Clinking our flutes and surveying our surroundings once more, we noted other groups of office workers cuddled up in their booths in merry conversation, their faces lit by the glow of Oriental lanterns. The prevalence of washi throughout the izakaya, in lamps as well as floral patterned scrolls, underscored a nod to Japanese tradition, and the list of Japanese sake and shochu, from which we subsequently selected Yumezuru wheat shochu (¥550) diluted in hot water, was just as extensive as the wine list.

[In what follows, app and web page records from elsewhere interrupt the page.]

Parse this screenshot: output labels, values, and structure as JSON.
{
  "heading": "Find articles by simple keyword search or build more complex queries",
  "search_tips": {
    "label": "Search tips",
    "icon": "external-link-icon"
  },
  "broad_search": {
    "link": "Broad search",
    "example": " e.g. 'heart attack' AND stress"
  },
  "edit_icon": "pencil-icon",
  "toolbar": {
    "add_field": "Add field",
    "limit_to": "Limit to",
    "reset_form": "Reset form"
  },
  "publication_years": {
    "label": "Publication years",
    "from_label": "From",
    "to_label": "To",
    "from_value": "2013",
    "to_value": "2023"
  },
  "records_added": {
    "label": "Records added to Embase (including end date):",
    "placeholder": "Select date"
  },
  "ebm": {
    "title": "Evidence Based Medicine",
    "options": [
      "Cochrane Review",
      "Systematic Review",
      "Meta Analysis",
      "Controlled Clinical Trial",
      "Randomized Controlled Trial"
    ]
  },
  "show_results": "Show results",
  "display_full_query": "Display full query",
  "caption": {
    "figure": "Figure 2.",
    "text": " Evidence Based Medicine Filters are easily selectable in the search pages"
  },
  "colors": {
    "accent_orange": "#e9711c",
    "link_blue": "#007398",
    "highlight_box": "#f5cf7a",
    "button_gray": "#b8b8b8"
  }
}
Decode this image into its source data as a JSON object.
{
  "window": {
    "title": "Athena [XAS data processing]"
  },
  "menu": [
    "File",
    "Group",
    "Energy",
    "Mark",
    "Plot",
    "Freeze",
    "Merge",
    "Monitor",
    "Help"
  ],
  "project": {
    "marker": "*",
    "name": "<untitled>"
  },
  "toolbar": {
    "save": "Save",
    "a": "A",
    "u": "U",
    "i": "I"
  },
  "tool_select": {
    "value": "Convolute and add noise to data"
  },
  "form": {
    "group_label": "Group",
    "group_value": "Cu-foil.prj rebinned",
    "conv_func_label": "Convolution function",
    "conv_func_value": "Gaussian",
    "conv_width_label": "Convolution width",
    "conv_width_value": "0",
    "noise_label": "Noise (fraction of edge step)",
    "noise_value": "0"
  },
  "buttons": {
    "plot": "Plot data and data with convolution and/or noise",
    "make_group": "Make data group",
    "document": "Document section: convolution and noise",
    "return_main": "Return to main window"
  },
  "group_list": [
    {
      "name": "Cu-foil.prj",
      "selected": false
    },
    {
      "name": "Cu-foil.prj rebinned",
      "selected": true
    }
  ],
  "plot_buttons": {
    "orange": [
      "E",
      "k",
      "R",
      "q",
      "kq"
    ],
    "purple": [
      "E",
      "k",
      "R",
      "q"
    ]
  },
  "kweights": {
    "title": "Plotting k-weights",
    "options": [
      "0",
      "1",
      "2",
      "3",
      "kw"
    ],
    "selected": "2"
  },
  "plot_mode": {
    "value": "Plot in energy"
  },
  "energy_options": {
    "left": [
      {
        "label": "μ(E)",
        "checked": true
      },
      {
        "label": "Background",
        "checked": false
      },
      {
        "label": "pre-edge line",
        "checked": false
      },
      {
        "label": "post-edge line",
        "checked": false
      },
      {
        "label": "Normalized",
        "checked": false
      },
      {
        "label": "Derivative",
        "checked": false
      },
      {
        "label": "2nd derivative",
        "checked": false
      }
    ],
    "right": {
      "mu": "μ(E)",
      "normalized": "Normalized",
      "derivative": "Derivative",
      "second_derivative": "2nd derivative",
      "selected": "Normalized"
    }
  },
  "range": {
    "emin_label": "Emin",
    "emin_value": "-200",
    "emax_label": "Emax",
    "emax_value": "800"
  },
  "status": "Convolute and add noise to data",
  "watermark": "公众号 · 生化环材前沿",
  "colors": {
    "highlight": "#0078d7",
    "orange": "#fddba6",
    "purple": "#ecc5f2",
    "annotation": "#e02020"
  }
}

With the limited edition Hyakunen no Kodoku (¥800/shot, ¥6,800/bottle) beyond our reach, we stuck to conventional brands like Awamori (¥500) and Korean Makkholi (¥500) until shortly before midnight, when the ushering out began. We made a hurried exit to beat the crowds to the elevator, agreeing that our night out was indeed “naka naka.”

Open 5pm-midnight Mon-Sat, 5-11pm Sun & hols. 6F, 3-34-11, Shinjuku, Shinjuku-ku. Tel: 5312-2845. Nearest stn: Shinjuku.

Photocredit: Photos courtesy of Zokei Syudan